Back to Top

Ash and Oil: March 18

On the last day of the festival, the great day, while Jesus was standing there, he cried out, “Let anyone who is thirsty come to me, and let the ones who believes in me drink.  As the scripture has said, ‘Out of the believer’s heart shall flow rivers of living water.”  (John 7:37-38)

Water, as the scientifically inclined will be aware, “lives” in a cycle: moving between solid and liquid and gaseous states, from rivers and lakes to clouds in the sky, to the snow and the sleet, the fog and the rain that return to the earth and the water that makes up our bodies and those of all the other life forms of God’s creation. We are born from water. And while we more commonly speak of ashes and dust as our mortal bodies die, we could equally speak of the return of the waters of which we are made to the cycle of life in that creation, an ultimate reconciliation of ourselves with the waters which give us life.

Cycles, or circles, are fundamental concepts of traditional Indigenous spiritual wisdom. Indigenous peoples use the circle to demonstrate how everyone and everything in creation is connected, is related. When connections are severed, relationships broken, the circle becomes incomplete and reconciliation, or the healing of the break, is required to restore fullness of life.

In this season of Lent, we are reflecting on our responsibility to care for the created world as people who have been given new life by drinking from Christ’s living water. We marvel at the resilience of God’s creation—its capacity to heal and be renewed—even as we grow increasingly aware that our ecosystems are no more immortal than are we. We know how much harm we have done and continue to do to the land, and the air, and the water, and consequently to all the other creatures who also live upon this earth, who do so much to make our lives better, indeed to sustain our lives. 

We live in a nation where access to clean water is considered a right of citizenship yet we must confess that many First Nation members, among others in the world, do not share this privilege. Caring for the life sustaining waters of our planet is an act of love for others.

In this season of Lent, as people who have been given new life by drinking from Christ’s living water, let us reflect on what we have done and left undone to demonstrate God’s love to others by sharing the gift of clean water with them.  

Pray: Creator, too often we forget that we are created beings, inextricably bound together with the rest of creation. Teach us to live well into that reality.

Take the next step: Drink only water today, instead of coffee or milk or other liquids you might otherwise drink, and learn about one First Nations community that lives with an unhealthy or inadequate water drinking water. 

[Image: Flickr user Magdalena Roeseler]

The Reformed family is a diverse family with a diverse range of opinions. Not all perspectives expressed on the blog represent the official positions of the Christian Reformed Church. Learn more about this blog, Reformed doctrines, and our diversity policy on our About page.

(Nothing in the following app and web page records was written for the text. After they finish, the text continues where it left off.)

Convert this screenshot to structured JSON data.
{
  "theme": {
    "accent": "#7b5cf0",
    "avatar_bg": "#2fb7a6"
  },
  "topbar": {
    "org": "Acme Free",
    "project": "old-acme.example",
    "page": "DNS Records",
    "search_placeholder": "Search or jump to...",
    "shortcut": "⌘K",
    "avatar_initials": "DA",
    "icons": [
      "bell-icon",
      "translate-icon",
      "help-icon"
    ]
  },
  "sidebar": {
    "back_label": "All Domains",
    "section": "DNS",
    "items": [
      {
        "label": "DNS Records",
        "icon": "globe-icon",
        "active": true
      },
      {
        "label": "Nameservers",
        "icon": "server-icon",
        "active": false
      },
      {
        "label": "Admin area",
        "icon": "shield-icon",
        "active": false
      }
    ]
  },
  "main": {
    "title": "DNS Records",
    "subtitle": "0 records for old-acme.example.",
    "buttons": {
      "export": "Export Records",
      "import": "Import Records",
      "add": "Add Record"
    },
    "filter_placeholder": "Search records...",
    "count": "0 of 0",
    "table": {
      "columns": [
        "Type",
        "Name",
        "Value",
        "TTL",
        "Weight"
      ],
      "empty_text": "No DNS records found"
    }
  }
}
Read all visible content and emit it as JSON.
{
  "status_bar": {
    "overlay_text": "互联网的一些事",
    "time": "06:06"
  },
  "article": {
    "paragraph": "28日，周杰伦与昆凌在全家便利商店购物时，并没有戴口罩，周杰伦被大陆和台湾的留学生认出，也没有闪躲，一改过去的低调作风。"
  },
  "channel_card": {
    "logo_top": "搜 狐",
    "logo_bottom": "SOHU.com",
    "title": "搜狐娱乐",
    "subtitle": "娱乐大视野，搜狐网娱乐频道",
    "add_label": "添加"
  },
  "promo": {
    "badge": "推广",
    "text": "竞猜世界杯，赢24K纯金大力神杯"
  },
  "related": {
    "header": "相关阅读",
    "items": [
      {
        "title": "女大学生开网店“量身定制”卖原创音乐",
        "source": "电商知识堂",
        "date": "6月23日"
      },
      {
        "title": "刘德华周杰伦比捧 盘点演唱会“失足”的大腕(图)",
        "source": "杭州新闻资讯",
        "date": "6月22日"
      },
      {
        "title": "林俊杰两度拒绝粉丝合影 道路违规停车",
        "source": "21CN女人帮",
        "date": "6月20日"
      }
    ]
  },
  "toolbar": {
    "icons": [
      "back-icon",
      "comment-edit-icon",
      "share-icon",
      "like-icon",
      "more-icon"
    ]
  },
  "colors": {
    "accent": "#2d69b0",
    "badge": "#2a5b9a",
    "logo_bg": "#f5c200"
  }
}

In order to steward ministry shares well, commenting isn’t available on Do Justice itself because we engage with comments and dialogue in other spaces. To comment on this post, please visit the Christian Reformed Centre for Public Dialogue’s Facebook page (for Canada-specific articles) or the Office of Social Justice’s Facebook page. Alternatively, please email us. We want to hear from you!

Read more about our comment policy.